Though not as easy to spot, and also not quite as common, these situations do occur. For example:

See the Naked Triplet? It's the three cells with only 1, 5 & 9 as candidates.

Because all three cells are in the same house, and because their only candidates are 1, 5, or 9; the actual values of these three cells must be 1, 5 & 9.

For the moment, it does not matter which cell is the 1, which is the 5, or which is the 9. It only matters that we know for sure that 1, 5, & 9 go into them somehow.

Which means none of the other cells in the house could possibly be 1, 5, or 9. Therefore, we can remove those pencil marks from the other cells:

Be careful, though - these guys don't always have all three candidates in all three cells. For example:

Here, we still have three cells in the same house that can only be one of three candidates. Can you find them? Hard to see, aren't they?

They are the middle cell and the two cells on each end. Believe it or not, they make up a Naked Triplet. These cells must end up being the 5, 6, & 8, because together they share only those three candidates. The rule still applies - and you can safely remove 5, 6, & 8 from the other cells.

Naked Quads are even more rare, but they do occur on occasion, so they are at least worth mentioning. See this example:

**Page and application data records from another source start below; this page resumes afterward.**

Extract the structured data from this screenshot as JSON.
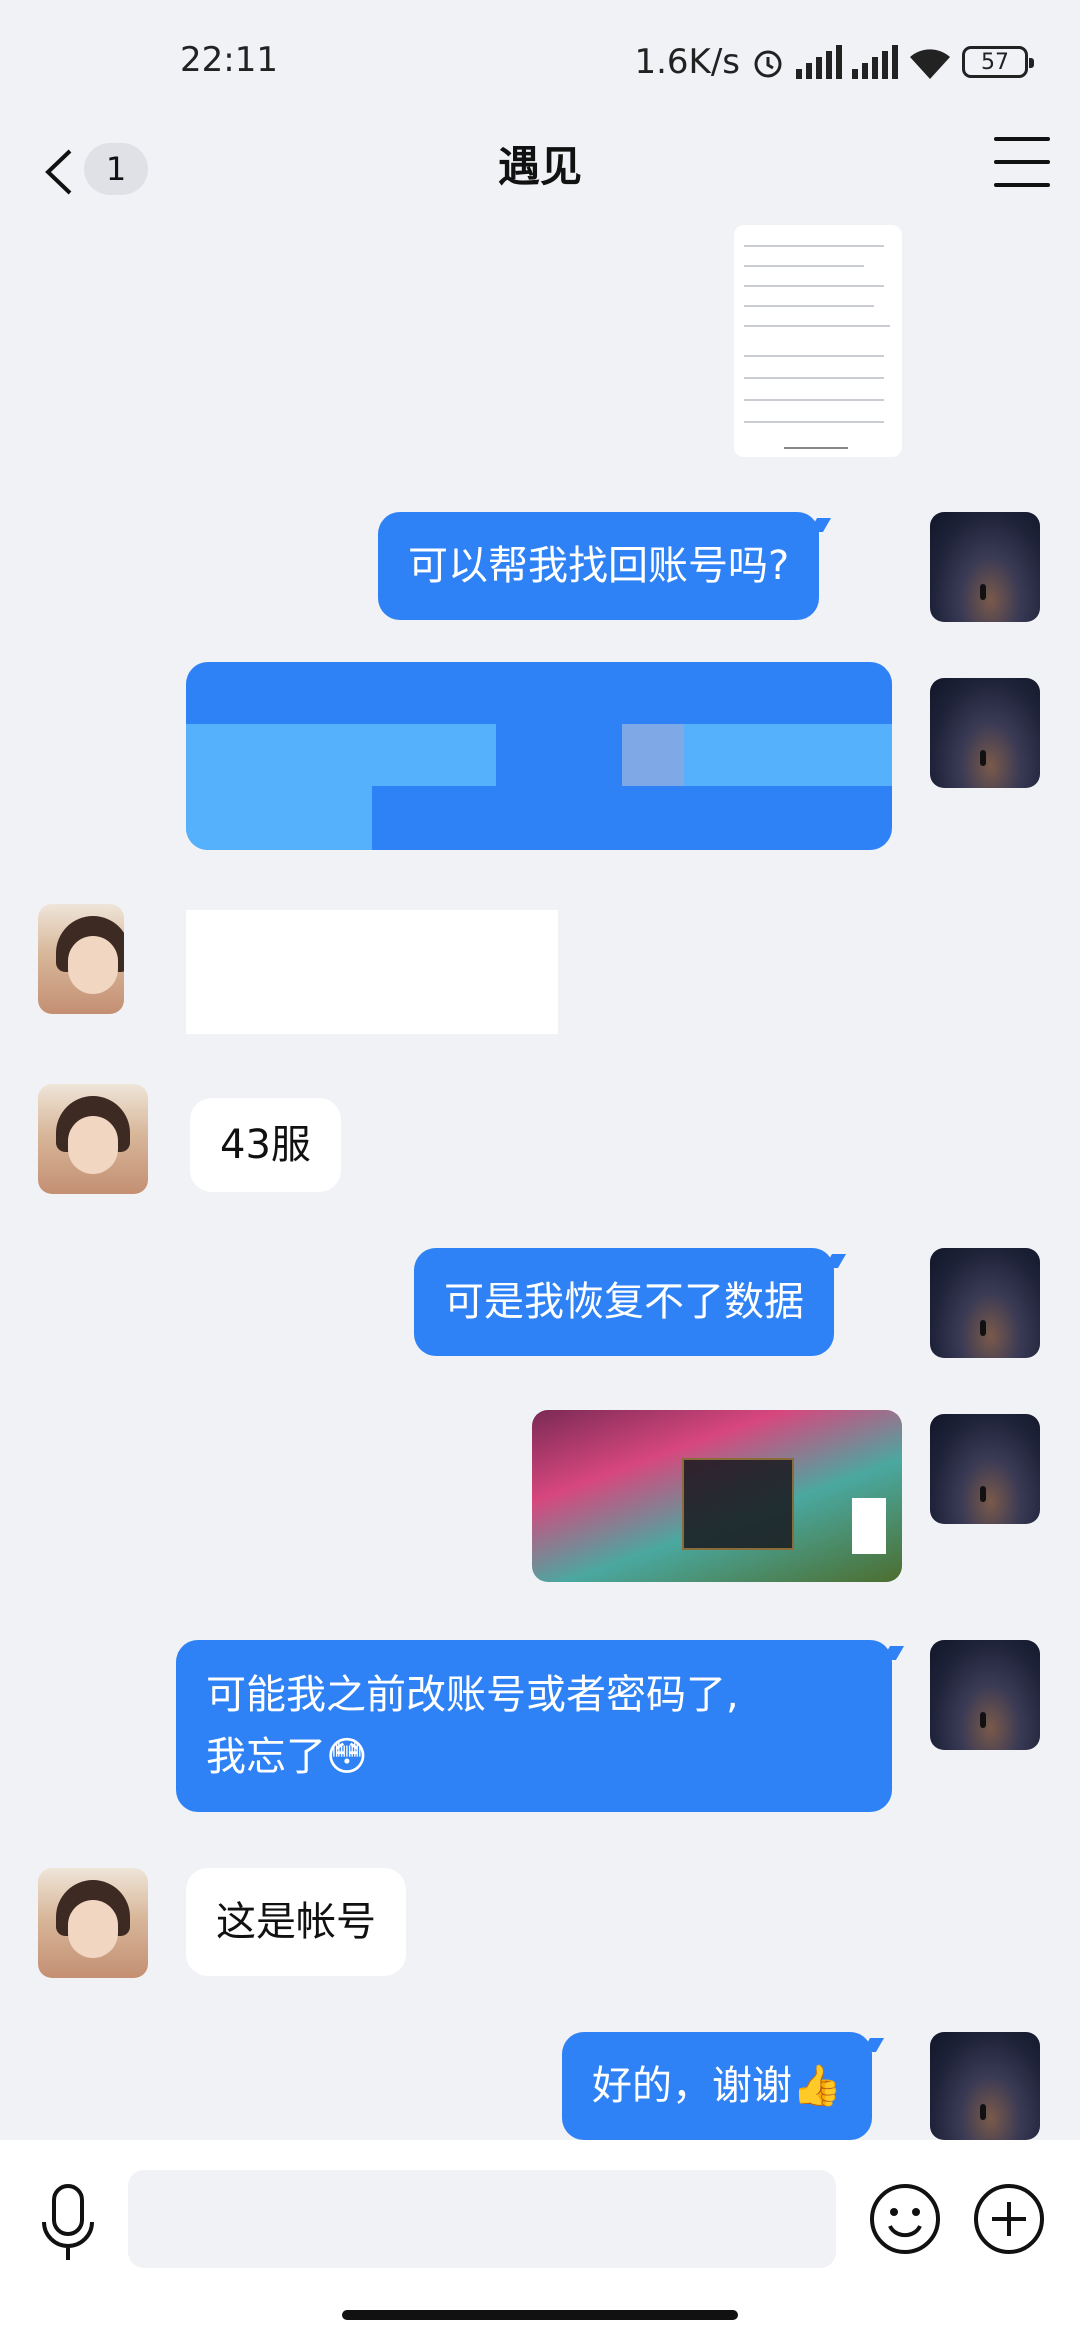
{
  "status": {
    "time": "22:11",
    "network_speed": "1.6K/s",
    "battery": "57",
    "icons": [
      "alarm-icon",
      "hd-signal-icon",
      "signal-icon",
      "wifi-icon",
      "battery-icon"
    ]
  },
  "header": {
    "back_badge": "1",
    "title": "遇见",
    "menu_icon": "menu-icon"
  },
  "messages": {
    "m1": "可以帮我找回账号吗?",
    "m2": "43服",
    "m3": "可是我恢复不了数据",
    "m4_line1": "可能我之前改账号或者密码了,",
    "m4_line2": "我忘了",
    "m4_emoji": "😳",
    "m5": "这是帐号",
    "m6": "好的，谢谢",
    "m6_emoji": "👍"
  },
  "input": {
    "placeholder": ""
  },
  "colors": {
    "my_bubble": "#2f82f5",
    "their_bubble": "#ffffff",
    "background": "#f1f2f6"
  }
}
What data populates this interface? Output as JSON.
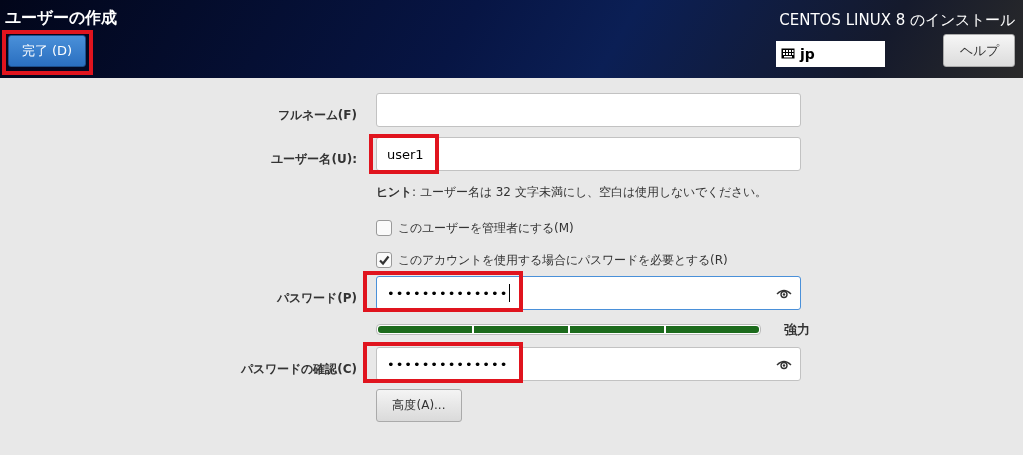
{
  "header": {
    "title": "ユーザーの作成",
    "done_button": {
      "label": "完了 (D)",
      "highlighted": true
    },
    "product": "CENTOS LINUX 8 のインストール",
    "keyboard_layout": "jp",
    "help_button": "ヘルプ"
  },
  "full_name": {
    "label": "フルネーム(F)"
  },
  "user_name": {
    "label": "ユーザー名(U):",
    "value": "user1",
    "highlighted": true
  },
  "hint": "**ヒント**: ユーザー名は 32 文字未満にし、空白は使用しないでください。",
  "checkboxes": [
    {
      "label": "このユーザーを管理者にする(M)",
      "checked": false
    },
    {
      "label": "このアカウントを使用する場合にパスワードを必要とする(R)",
      "checked": true
    }
  ],
  "password": {
    "label": "パスワード(P)",
    "value": "••••••••••••••",
    "focused": true,
    "highlighted": true
  },
  "strength": {
    "level": 1,
    "label": "強力"
  },
  "confirm": {
    "label": "パスワードの確認(C)",
    "value": "••••••••••••••",
    "focused": false,
    "highlighted": true
  },
  "advanced_button": "高度(A)..."
}
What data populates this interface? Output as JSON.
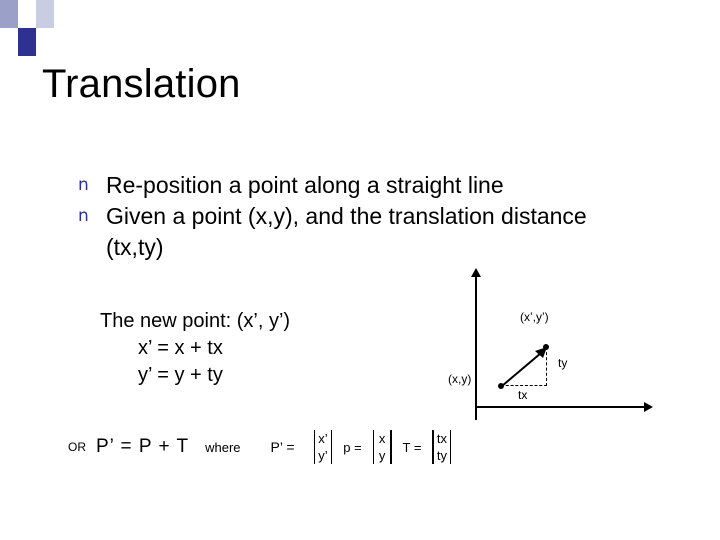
{
  "slide": {
    "title": "Translation",
    "bullets": [
      {
        "marker": "n",
        "text": "Re-position a point along a straight line"
      },
      {
        "marker": "n",
        "text": "Given a point (x,y), and the translation distance (tx,ty)"
      }
    ],
    "new_point": {
      "line1": "The new point: (x’, y’)",
      "line2": "x’ = x + tx",
      "line3": "y’ = y + ty"
    },
    "diagram": {
      "label_xy": "(x,y)",
      "label_xpyp": "(x’,y’)",
      "label_ty": "ty",
      "label_tx": "tx"
    },
    "equation": {
      "or": "OR",
      "formula": "P’  =  P  +  T",
      "where": "where",
      "p_prime_label": "P’ =",
      "p_prime_top": "x’",
      "p_prime_bottom": "y’",
      "p_label": "p =",
      "p_top": "x",
      "p_bottom": "y",
      "t_label": "T =",
      "t_top": "tx",
      "t_bottom": "ty"
    }
  },
  "theme": {
    "accent": "#2e3192",
    "accent_light": "#9aa0c8",
    "accent_pale": "#c9cde2",
    "text": "#000000",
    "background": "#ffffff"
  }
}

By the same principal as Naked Triplets and Pairs, the blue cells' only four candidates are 1, 3, 7 & 9. Therefore any other 1, 3, 7 or 9 elsewhere in the block can be removed.